Campaigners and staff mark 25th birthday of library saved from axe
SCORES of villagers attended a party at Woodcote library to celebrate the service’s 25th anniversary on
SCORES of villagers attended a party at Woodcote library to celebrate the service’s 25th anniversary on Saturday.
They included regular users, staff and previous managers Julie Warner, Gillian Amos and Vicky Jordan.
Part-time worker Laura Prior baked a commemorative cake in the shape of an owl surrounded by dozens of miniature “books” made of icing to recognise the efforts of the Our Woodcote Library campaigners to keep the service running.
The group, which Mrs Jordan Â co-founded in 2010 to oppose Oxfordshire County Council funding cuts, formally handed over £250 worth of books donated by the community.
These will be marked with stickers of thanks before they go on the shelves.
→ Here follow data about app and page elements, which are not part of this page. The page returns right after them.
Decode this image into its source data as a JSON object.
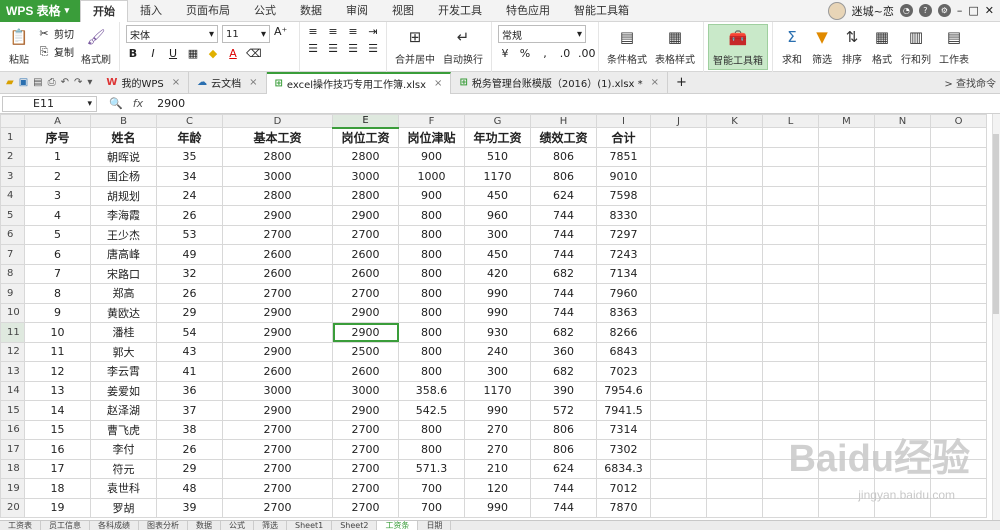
{
  "app": {
    "brand": "WPS 表格",
    "user_name": "迷城~恋"
  },
  "menu": {
    "tabs": [
      "开始",
      "插入",
      "页面布局",
      "公式",
      "数据",
      "审阅",
      "视图",
      "开发工具",
      "特色应用",
      "智能工具箱"
    ],
    "active_index": 0
  },
  "ribbon": {
    "paste": "粘贴",
    "cut": "剪切",
    "copy": "复制",
    "format_painter": "格式刷",
    "font_name": "宋体",
    "font_size": "11",
    "bold": "B",
    "italic": "I",
    "underline": "U",
    "merge_center": "合并居中",
    "wrap_text": "自动换行",
    "number_format": "常规",
    "conditional_format": "条件格式",
    "table_style": "表格样式",
    "smart_toolbox": "智能工具箱",
    "sum": "求和",
    "filter": "筛选",
    "sort": "排序",
    "format": "格式",
    "rows_cols": "行和列",
    "worksheet": "工作表"
  },
  "tabs": {
    "items": [
      "我的WPS",
      "云文档",
      "excel操作技巧专用工作簿.xlsx",
      "税务管理台账模版（2016）(1).xlsx *"
    ],
    "active_index": 2,
    "find": "查找命令"
  },
  "formula_bar": {
    "cell_ref": "E11",
    "value": "2900"
  },
  "sheet": {
    "columns": [
      "A",
      "B",
      "C",
      "D",
      "E",
      "F",
      "G",
      "H",
      "I",
      "J",
      "K",
      "L",
      "M",
      "N",
      "O"
    ],
    "headers": [
      "序号",
      "姓名",
      "年龄",
      "基本工资",
      "岗位工资",
      "岗位津贴",
      "年功工资",
      "绩效工资",
      "合计"
    ],
    "rows": [
      [
        "1",
        "朝晖说",
        "35",
        "2800",
        "2800",
        "900",
        "510",
        "806",
        "7851"
      ],
      [
        "2",
        "国企杨",
        "34",
        "3000",
        "3000",
        "1000",
        "1170",
        "806",
        "9010"
      ],
      [
        "3",
        "胡规划",
        "24",
        "2800",
        "2800",
        "900",
        "450",
        "624",
        "7598"
      ],
      [
        "4",
        "李海霞",
        "26",
        "2900",
        "2900",
        "800",
        "960",
        "744",
        "8330"
      ],
      [
        "5",
        "王少杰",
        "53",
        "2700",
        "2700",
        "800",
        "300",
        "744",
        "7297"
      ],
      [
        "6",
        "唐高峰",
        "49",
        "2600",
        "2600",
        "800",
        "450",
        "744",
        "7243"
      ],
      [
        "7",
        "宋路口",
        "32",
        "2600",
        "2600",
        "800",
        "420",
        "682",
        "7134"
      ],
      [
        "8",
        "郑高",
        "26",
        "2700",
        "2700",
        "800",
        "990",
        "744",
        "7960"
      ],
      [
        "9",
        "黄欧达",
        "29",
        "2900",
        "2900",
        "800",
        "990",
        "744",
        "8363"
      ],
      [
        "10",
        "潘桂",
        "54",
        "2900",
        "2900",
        "800",
        "930",
        "682",
        "8266"
      ],
      [
        "11",
        "郭大",
        "43",
        "2900",
        "2500",
        "800",
        "240",
        "360",
        "6843"
      ],
      [
        "12",
        "李云霄",
        "41",
        "2600",
        "2600",
        "800",
        "300",
        "682",
        "7023"
      ],
      [
        "13",
        "姜爱如",
        "36",
        "3000",
        "3000",
        "358.6",
        "1170",
        "390",
        "7954.6"
      ],
      [
        "14",
        "赵泽湖",
        "37",
        "2900",
        "2900",
        "542.5",
        "990",
        "572",
        "7941.5"
      ],
      [
        "15",
        "曹飞虎",
        "38",
        "2700",
        "2700",
        "800",
        "270",
        "806",
        "7314"
      ],
      [
        "16",
        "李付",
        "26",
        "2700",
        "2700",
        "800",
        "270",
        "806",
        "7302"
      ],
      [
        "17",
        "符元",
        "29",
        "2700",
        "2700",
        "571.3",
        "210",
        "624",
        "6834.3"
      ],
      [
        "18",
        "袁世科",
        "48",
        "2700",
        "2700",
        "700",
        "120",
        "744",
        "7012"
      ],
      [
        "19",
        "罗胡",
        "39",
        "2700",
        "2700",
        "700",
        "990",
        "744",
        "7870"
      ]
    ],
    "selected_cell": "E11"
  },
  "sheet_tabs": [
    "工资表",
    "员工信息",
    "各科成绩",
    "图表分析",
    "数据",
    "公式",
    "筛选",
    "Sheet1",
    "Sheet2",
    "工资条",
    "日期"
  ],
  "watermark": {
    "main": "Baidu经验",
    "sub": "jingyan.baidu.com"
  },
  "colors": {
    "accent": "#3a9d3a",
    "selection": "#3a9d3a"
  }
}
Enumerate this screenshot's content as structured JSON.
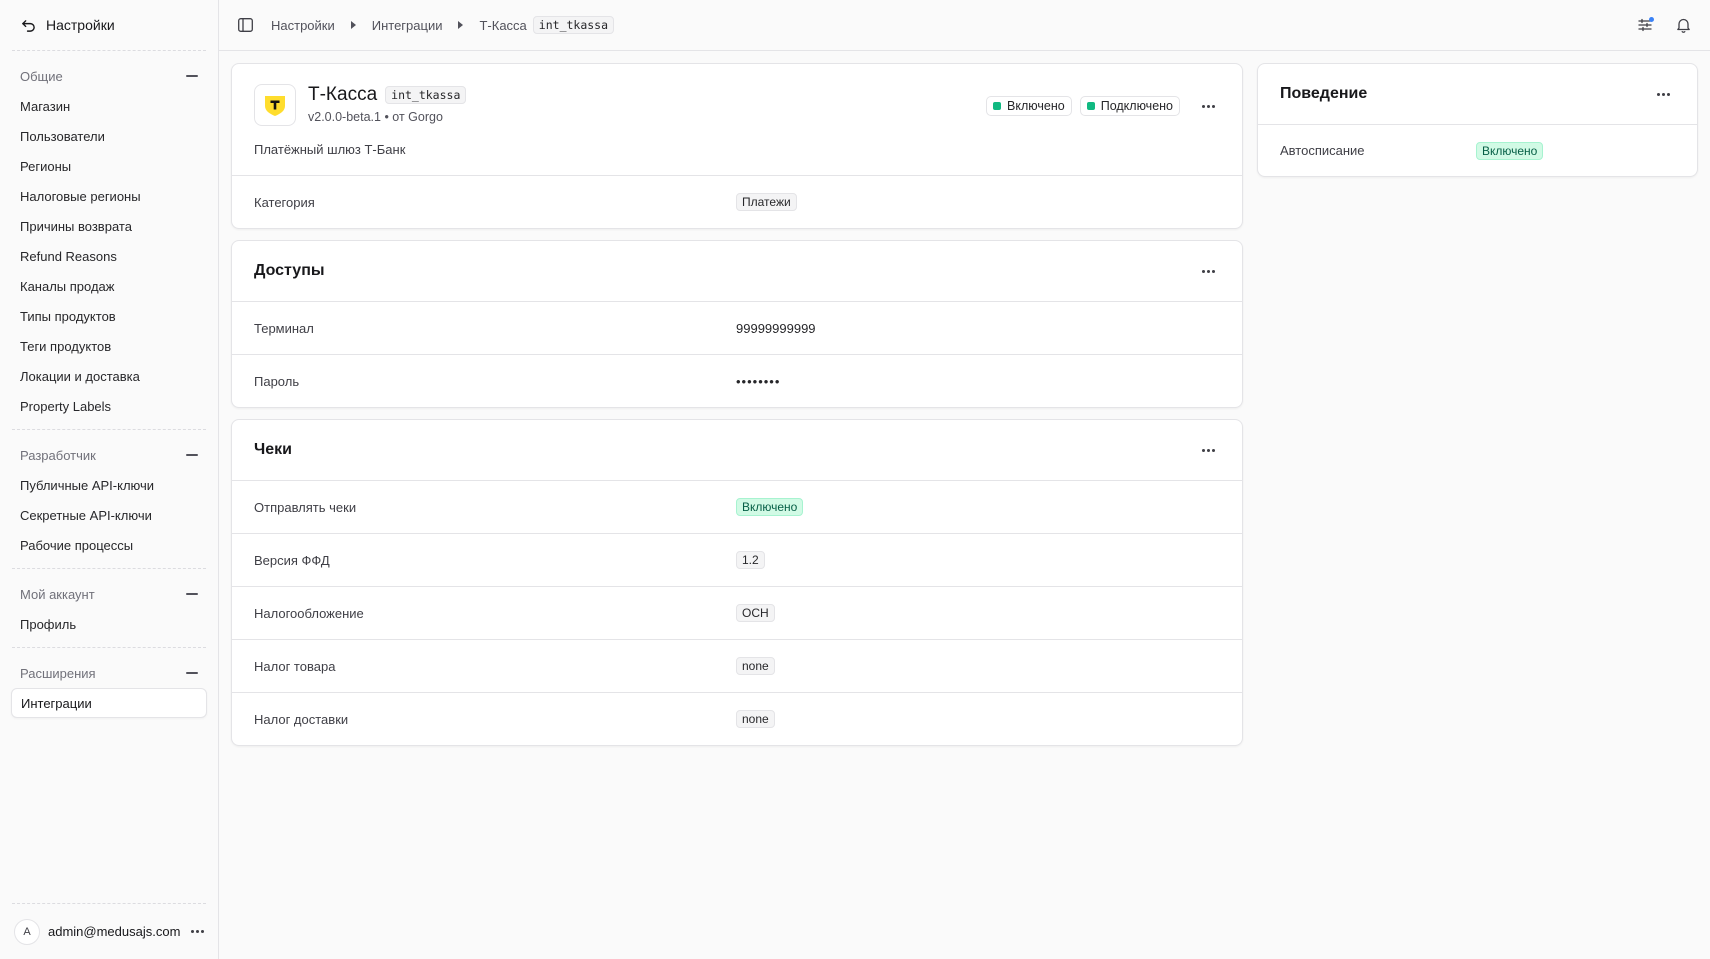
{
  "sidebar": {
    "title": "Настройки",
    "sections": [
      {
        "name": "Общие",
        "items": [
          "Магазин",
          "Пользователи",
          "Регионы",
          "Налоговые регионы",
          "Причины возврата",
          "Refund Reasons",
          "Каналы продаж",
          "Типы продуктов",
          "Теги продуктов",
          "Локации и доставка",
          "Property Labels"
        ]
      },
      {
        "name": "Разработчик",
        "items": [
          "Публичные API-ключи",
          "Секретные API-ключи",
          "Рабочие процессы"
        ]
      },
      {
        "name": "Мой аккаунт",
        "items": [
          "Профиль"
        ]
      },
      {
        "name": "Расширения",
        "items": [
          "Интеграции"
        ]
      }
    ],
    "user": {
      "initial": "A",
      "email": "admin@medusajs.com"
    }
  },
  "breadcrumb": {
    "items": [
      "Настройки",
      "Интеграции",
      "Т-Касса"
    ],
    "tag": "int_tkassa"
  },
  "integration": {
    "name": "Т-Касса",
    "id": "int_tkassa",
    "version": "v2.0.0-beta.1 • от Gorgo",
    "status_enabled": "Включено",
    "status_connected": "Подключено",
    "description": "Платёжный шлюз Т-Банк",
    "category_label": "Категория",
    "category_value": "Платежи",
    "logo_letter": "T"
  },
  "access": {
    "title": "Доступы",
    "terminal_label": "Терминал",
    "terminal_value": "99999999999",
    "password_label": "Пароль",
    "password_value": "••••••••"
  },
  "receipts": {
    "title": "Чеки",
    "rows": [
      {
        "label": "Отправлять чеки",
        "value": "Включено",
        "green": true
      },
      {
        "label": "Версия ФФД",
        "value": "1.2"
      },
      {
        "label": "Налогообложение",
        "value": "ОСН"
      },
      {
        "label": "Налог товара",
        "value": "none"
      },
      {
        "label": "Налог доставки",
        "value": "none"
      }
    ]
  },
  "behavior": {
    "title": "Поведение",
    "autocharge_label": "Автосписание",
    "autocharge_value": "Включено"
  },
  "colors": {
    "accent_green": "#10b981",
    "notification_dot": "#3b82f6",
    "logo_yellow": "#ffdd2d"
  }
}
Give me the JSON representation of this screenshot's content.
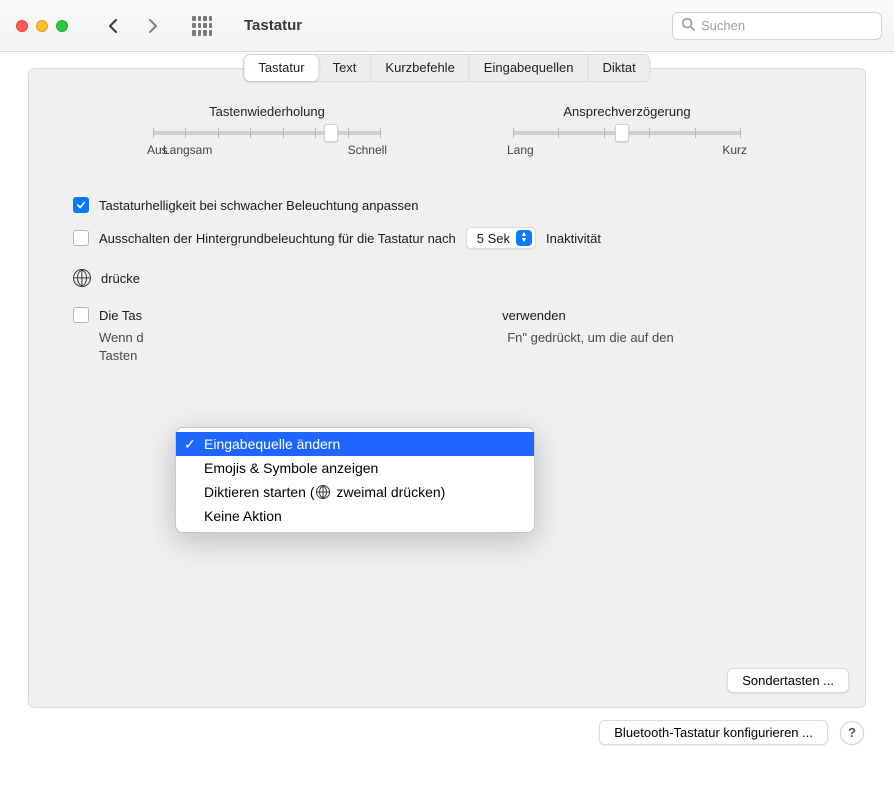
{
  "window": {
    "title": "Tastatur"
  },
  "search": {
    "placeholder": "Suchen"
  },
  "tabs": {
    "keyboard": "Tastatur",
    "text": "Text",
    "shortcuts": "Kurzbefehle",
    "input_sources": "Eingabequellen",
    "dictation": "Diktat"
  },
  "sliders": {
    "repeat": {
      "title": "Tastenwiederholung",
      "left": "Aus",
      "mid": "Langsam",
      "right": "Schnell"
    },
    "delay": {
      "title": "Ansprechverzögerung",
      "left": "Lang",
      "right": "Kurz"
    }
  },
  "options": {
    "auto_brightness": "Tastaturhelligkeit bei schwacher Beleuchtung anpassen",
    "backlight_off": "Ausschalten der Hintergrundbeleuchtung für die Tastatur nach",
    "backlight_off_value": "5 Sek",
    "backlight_after": "Inaktivität",
    "globe_prefix": "drücke",
    "fn_standard": "Die Tas",
    "fn_standard_tail": "verwenden",
    "fn_note_a": "Wenn d",
    "fn_note_b": "Fn\" gedrückt, um die auf den",
    "fn_note_c": "Tasten"
  },
  "menu": {
    "change_input": "Eingabequelle ändern",
    "emoji": "Emojis & Symbole anzeigen",
    "dictation_pre": "Diktieren starten (",
    "dictation_post": " zweimal drücken)",
    "none": "Keine Aktion"
  },
  "buttons": {
    "modifier": "Sondertasten ...",
    "bluetooth": "Bluetooth-Tastatur konfigurieren ..."
  }
}
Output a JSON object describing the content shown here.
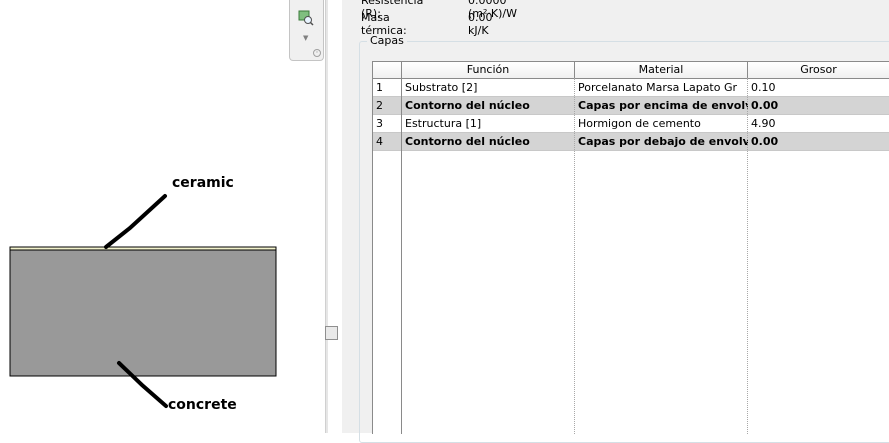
{
  "diagram": {
    "callout_top": "ceramic",
    "callout_bottom": "concrete",
    "colors": {
      "ceramic": "#f2f2cc",
      "concrete": "#999999",
      "outline": "#000000"
    }
  },
  "tool_panel": {
    "icons": [
      "layer-zoom-icon",
      "chevron-down-icon",
      "panel-grip-icon"
    ]
  },
  "properties": {
    "resistance_label": "Resistencia (R):",
    "resistance_value": "0.0000 (m²·K)/W",
    "thermal_mass_label": "Masa térmica:",
    "thermal_mass_value": "0.00 kJ/K"
  },
  "layers_group": {
    "title": "Capas",
    "columns": [
      "",
      "Función",
      "Material",
      "Grosor"
    ],
    "rows": [
      {
        "num": "1",
        "funcion": "Substrato [2]",
        "material": "Porcelanato Marsa Lapato Gr",
        "grosor": "0.10",
        "core": false
      },
      {
        "num": "2",
        "funcion": "Contorno del núcleo",
        "material": "Capas por encima de envolven",
        "grosor": "0.00",
        "core": true
      },
      {
        "num": "3",
        "funcion": "Estructura [1]",
        "material": "Hormigon de cemento",
        "grosor": "4.90",
        "core": false
      },
      {
        "num": "4",
        "funcion": "Contorno del núcleo",
        "material": "Capas por debajo de envolvent",
        "grosor": "0.00",
        "core": true
      }
    ],
    "core_row_color": "#d4d4d4"
  }
}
The stickers were designed by former work experience student John Hobbs, who lives in the village and returned from university to attend the celebration.
Veronica Angel, who worked for the county council’s library service when the Reading Road library was launched in 1991, spoke about its history.
The red brick building dates back more than a century and originally housed the village school before it was taken over by Langtree School, which still owns it.
It was previously used as a music room and a spare classroom.
Originally, Woodcote didn’t have a library and relied on a mobile service visiting every Monday evening but the council agreed to establish one due to demand. Manager Jo Green said: “We held the party on a Saturday because we wanted as many people from the community as possible to be there. We’re very glad that it was so well-attended.
“I think the children showed great patience in waiting half an hour before the cake was served — it looked absolutely incredible and they couldn’t wait to get stuck into it.
“Libraries are generally pretty threatened at the moment so we wanted to celebrate. It’s great that we’re still here and have such incredible support from the village.
“Everyone who came thought it was a fantastic celebration of what we’ve achieved. We have a great team who really believe in the importance of libraries, literacy and education.”